By Staff Sgt. Joe ArmasOctober 13, 2011
CAMP MARMAL, Afghanistan -- Eight thousand miles separated them, but an event with rich cavalry traditions managed to bridge that distance gap for one day at least.
Deployed Soldiers of the 1st Air Cavalry Brigade, currently in Afghanistan, along with their spouses back at Fort Hood, conducted a joint spur ride, Oct. 6.
The spur ride consists of a series of tasks that are designed to test the physical and mental fortitude of an individual. The events in Afghanistan kicked off prior to the break of dawn as the
Soldiers embarked on their quest to be inducted into the "Order of the Spur", their reward for successful completion.
Simulated medical evacuation scenarios and a land navigation exercise were just a few of the events that tested both the Soldiers' and spouses' abilities to perform under pressure.
Despite the early morning start, troopers from the 1st ACB were poised to tackle their pending challenge head on.
"There was a great spirit in the air," said Maj. Nate Forrester, commander, Company C, Task Force Lobos, 1st ACB, originally from Marietta, Ga.
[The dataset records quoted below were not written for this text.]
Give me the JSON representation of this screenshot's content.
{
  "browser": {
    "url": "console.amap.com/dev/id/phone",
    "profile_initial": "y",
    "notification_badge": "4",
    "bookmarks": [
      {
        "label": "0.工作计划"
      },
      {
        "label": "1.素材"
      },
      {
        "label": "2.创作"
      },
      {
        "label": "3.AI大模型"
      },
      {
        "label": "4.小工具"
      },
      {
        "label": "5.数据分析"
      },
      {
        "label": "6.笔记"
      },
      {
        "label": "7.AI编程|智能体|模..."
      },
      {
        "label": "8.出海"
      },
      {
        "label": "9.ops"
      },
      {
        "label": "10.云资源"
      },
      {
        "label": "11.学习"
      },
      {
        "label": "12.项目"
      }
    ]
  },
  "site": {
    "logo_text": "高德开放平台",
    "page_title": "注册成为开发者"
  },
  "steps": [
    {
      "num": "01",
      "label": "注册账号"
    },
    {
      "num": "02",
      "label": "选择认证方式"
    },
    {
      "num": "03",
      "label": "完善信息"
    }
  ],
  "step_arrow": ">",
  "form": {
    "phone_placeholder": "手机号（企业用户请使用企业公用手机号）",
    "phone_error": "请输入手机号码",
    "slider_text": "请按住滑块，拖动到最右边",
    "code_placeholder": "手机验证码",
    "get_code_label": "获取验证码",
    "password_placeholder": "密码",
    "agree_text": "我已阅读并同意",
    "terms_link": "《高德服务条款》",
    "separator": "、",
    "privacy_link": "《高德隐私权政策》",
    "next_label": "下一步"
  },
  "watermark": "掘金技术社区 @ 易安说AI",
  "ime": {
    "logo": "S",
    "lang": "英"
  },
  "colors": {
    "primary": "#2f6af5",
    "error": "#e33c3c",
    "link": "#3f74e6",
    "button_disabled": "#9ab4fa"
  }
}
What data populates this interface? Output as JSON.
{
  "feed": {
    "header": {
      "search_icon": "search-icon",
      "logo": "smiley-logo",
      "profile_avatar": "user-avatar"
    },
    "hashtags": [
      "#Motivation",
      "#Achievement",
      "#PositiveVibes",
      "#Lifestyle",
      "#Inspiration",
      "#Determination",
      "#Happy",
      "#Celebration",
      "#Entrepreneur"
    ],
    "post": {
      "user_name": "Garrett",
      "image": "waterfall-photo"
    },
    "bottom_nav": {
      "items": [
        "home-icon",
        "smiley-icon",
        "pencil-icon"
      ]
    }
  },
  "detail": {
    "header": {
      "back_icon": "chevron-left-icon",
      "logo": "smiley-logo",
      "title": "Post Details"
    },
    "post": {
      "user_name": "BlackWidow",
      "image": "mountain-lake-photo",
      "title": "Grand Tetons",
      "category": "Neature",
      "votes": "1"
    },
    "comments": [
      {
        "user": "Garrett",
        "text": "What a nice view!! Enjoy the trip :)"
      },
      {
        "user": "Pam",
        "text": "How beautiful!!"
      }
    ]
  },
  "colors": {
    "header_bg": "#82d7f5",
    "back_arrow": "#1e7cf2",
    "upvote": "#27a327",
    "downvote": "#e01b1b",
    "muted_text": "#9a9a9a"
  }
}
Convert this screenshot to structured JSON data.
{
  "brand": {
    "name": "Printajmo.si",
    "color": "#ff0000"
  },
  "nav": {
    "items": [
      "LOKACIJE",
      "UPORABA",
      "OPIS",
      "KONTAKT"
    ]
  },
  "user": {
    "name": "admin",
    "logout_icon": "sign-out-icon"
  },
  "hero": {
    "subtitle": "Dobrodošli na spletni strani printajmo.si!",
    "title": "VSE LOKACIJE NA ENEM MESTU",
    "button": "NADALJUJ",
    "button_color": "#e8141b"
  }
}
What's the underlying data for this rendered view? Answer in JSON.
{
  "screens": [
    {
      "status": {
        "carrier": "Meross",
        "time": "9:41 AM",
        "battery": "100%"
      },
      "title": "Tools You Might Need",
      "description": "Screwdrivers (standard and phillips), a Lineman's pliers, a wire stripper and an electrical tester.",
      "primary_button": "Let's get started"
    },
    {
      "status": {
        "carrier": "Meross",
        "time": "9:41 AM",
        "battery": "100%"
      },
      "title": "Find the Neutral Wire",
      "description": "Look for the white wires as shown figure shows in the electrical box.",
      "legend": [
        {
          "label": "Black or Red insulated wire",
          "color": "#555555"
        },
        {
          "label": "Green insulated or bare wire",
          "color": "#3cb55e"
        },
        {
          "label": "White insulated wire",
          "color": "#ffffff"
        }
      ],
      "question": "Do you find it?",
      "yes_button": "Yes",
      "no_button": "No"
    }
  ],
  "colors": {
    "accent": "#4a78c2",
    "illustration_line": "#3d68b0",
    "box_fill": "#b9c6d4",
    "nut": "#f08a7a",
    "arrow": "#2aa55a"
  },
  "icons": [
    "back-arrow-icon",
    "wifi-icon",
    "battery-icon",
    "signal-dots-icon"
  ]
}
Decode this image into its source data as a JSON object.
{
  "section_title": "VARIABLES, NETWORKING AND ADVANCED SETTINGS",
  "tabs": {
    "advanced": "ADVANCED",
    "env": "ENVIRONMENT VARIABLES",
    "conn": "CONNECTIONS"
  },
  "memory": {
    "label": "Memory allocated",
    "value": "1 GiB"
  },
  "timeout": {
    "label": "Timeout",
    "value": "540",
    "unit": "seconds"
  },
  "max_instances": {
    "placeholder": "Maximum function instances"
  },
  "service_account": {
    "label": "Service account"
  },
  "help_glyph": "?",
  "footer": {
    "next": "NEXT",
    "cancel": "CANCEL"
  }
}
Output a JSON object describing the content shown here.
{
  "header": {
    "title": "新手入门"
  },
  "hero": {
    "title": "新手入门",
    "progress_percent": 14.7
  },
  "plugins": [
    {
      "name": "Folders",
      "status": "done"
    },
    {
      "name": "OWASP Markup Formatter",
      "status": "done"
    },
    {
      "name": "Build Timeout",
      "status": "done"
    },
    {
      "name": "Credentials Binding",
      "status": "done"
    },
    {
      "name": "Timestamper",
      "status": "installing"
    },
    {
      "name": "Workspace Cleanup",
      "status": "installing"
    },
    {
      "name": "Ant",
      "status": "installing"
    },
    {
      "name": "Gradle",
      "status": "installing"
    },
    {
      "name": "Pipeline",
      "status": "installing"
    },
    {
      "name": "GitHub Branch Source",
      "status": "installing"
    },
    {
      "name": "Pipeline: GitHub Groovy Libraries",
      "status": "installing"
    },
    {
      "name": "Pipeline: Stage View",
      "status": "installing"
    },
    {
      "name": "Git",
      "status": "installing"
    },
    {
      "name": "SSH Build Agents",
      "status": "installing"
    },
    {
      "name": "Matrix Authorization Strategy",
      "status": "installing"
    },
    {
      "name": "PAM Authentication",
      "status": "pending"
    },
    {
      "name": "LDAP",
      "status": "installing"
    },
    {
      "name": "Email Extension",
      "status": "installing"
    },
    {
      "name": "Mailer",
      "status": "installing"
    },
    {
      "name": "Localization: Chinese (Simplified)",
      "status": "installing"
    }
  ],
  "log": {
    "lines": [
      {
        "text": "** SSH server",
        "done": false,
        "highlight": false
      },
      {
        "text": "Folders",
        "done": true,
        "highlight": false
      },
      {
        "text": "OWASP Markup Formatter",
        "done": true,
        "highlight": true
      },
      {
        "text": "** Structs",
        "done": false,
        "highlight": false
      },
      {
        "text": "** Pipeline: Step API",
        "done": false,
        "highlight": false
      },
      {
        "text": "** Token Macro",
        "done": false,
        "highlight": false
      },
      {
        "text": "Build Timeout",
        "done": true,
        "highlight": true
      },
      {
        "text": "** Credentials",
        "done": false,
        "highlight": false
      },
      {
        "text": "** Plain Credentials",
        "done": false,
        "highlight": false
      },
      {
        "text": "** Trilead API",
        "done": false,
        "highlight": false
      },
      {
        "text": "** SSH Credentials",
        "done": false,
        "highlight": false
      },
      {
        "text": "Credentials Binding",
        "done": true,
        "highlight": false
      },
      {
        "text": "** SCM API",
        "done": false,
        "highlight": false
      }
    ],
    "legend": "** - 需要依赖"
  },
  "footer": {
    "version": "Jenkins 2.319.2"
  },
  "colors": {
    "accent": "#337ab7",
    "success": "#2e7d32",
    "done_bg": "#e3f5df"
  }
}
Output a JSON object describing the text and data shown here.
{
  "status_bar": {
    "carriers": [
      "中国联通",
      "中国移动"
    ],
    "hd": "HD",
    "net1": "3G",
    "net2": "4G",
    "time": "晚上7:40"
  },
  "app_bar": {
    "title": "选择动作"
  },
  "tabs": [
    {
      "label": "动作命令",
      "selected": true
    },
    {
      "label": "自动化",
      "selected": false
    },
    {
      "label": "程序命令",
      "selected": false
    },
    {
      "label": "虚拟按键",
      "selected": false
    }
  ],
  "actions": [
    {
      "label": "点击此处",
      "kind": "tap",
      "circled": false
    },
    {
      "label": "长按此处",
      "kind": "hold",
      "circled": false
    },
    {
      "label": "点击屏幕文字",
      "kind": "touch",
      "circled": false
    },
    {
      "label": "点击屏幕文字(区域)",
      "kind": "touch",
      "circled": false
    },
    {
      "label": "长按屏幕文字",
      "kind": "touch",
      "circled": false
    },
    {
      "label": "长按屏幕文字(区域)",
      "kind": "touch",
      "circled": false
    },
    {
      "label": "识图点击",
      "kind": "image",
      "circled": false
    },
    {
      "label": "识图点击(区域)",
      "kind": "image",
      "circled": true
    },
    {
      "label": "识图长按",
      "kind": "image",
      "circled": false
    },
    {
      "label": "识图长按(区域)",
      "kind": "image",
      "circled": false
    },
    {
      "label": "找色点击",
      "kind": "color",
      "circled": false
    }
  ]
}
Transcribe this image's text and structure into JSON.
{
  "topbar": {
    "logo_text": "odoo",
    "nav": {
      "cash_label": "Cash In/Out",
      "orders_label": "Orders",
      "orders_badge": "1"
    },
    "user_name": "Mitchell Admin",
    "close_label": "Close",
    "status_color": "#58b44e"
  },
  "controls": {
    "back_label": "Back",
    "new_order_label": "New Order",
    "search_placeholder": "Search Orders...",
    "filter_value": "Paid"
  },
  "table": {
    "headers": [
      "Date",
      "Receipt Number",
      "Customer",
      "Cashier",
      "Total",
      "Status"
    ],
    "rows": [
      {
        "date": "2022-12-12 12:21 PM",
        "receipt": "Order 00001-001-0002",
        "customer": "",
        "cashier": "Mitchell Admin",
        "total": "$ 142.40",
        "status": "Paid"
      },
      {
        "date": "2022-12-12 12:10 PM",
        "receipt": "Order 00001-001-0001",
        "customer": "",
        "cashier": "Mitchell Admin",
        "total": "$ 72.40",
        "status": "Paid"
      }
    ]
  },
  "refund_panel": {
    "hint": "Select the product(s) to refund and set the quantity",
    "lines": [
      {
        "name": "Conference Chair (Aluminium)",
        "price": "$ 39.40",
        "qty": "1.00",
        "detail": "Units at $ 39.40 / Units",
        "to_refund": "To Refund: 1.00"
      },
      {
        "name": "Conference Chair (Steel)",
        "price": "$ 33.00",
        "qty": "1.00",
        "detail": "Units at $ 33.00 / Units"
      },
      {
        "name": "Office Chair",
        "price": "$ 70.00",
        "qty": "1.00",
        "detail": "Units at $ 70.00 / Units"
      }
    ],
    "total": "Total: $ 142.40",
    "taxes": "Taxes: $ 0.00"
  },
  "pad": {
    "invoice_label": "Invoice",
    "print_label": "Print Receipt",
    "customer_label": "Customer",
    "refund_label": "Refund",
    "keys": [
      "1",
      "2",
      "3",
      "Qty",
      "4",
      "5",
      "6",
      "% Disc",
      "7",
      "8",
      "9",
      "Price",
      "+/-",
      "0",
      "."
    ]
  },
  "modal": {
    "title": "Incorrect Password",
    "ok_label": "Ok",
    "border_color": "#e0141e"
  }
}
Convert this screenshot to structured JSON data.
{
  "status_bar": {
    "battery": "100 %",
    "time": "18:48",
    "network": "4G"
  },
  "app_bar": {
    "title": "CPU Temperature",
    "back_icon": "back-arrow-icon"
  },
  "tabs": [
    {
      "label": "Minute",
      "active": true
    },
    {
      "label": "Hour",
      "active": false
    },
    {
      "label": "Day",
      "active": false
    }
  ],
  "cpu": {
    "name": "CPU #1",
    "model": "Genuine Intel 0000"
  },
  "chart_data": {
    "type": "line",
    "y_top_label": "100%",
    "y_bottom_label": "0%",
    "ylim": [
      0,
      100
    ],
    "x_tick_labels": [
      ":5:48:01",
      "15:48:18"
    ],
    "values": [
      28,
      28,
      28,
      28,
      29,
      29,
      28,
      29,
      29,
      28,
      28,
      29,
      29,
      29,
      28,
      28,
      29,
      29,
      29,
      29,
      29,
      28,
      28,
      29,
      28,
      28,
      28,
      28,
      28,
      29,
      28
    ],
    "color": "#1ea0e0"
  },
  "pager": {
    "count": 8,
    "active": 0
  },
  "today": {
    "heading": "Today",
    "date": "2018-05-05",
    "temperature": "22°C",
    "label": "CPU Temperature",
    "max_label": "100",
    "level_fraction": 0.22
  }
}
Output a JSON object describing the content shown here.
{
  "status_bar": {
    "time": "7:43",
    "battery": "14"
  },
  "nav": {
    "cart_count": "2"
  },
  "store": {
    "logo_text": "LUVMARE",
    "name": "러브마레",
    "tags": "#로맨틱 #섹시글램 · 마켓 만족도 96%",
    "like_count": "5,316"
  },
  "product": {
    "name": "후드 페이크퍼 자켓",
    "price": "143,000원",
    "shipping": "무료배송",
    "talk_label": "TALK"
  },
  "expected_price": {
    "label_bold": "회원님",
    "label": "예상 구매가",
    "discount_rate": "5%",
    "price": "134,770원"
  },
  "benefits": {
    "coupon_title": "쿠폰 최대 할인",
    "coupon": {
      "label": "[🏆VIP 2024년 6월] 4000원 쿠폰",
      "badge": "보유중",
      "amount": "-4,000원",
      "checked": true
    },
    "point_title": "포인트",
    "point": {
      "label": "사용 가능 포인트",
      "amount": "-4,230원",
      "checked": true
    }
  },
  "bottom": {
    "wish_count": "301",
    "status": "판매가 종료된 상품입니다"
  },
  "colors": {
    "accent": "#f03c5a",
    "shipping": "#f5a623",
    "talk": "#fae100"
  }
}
Forrester served as a senior spur rider for the event, guiding a small group of Soldiers throughout the duration of the course.
"I knew motivation was going to be a key, and you could tell that the Soldiers didn't lack in that department," said Forrester.
Forrester said the event gave the Soldiers a sense of pride and served as an ode to the storied history of the cavalry.
"Events like these remind us where we came from," he said.
"It's important to take a step back from the day to day mission and garner some perspective on who we are and what it is we're doing out here," he added.
One of the concepts of this spur ride was to randomly select the teams, setting up a scenario in which Soldiers were forced to partner with other Soldiers with whom they did not work with on a daily basis.
The Soldiers adjusted accordingly as the event progressed, added Forrester.
"At each station, I could see that my group was coming together more and more as a team," he said.
Teamwork was the name of the game as well back at Fort Hood, according to Forrester's wife Paige, who took part in the event staged there.
"We had a great team," she said. "It was challenging but the ladies I was with made the event a lot more fun."
"It was great for the spouses to come together and get to know one another," she added.
Paige talked about what she saw as the subtle differences between the spur ride conducted in Afghanistan in comparison to the one held at Fort Hood.
"The spur ride [in Afghanistan] seemed to be a little bit more grueling and intense," she added. "There was a lot more laughing and relaxing going on our end."
While Paige acknowledged the spur ride conducted on the other side of the Atlantic seemed a bit more challenging, she noted that the physical training exercises she endured left her with 'sore muscles that I didn't know existed'.
As for the concept of the joint spur ride, they both agreed it was a success.
"It was definitely a unique concept," said Paige. "We're so far away from eachother, but it was cool to know that we were taking part in the same type of event."
"It brought us closer together…even if it was for just that one day," he added.
Ultimately, the day served as an opportunity for the Soldiers to honor cavalry traditions and for the spouses to get a taste of what it's like to be a Soldier in the United States Army.
"Events like this give the spouses a chance to celebrate Army life," she said.
"I was a proud Army wife before this event, but now after seeing firsthand a small glimpse of what our Soldiers go through, I am even more in awe of what they do."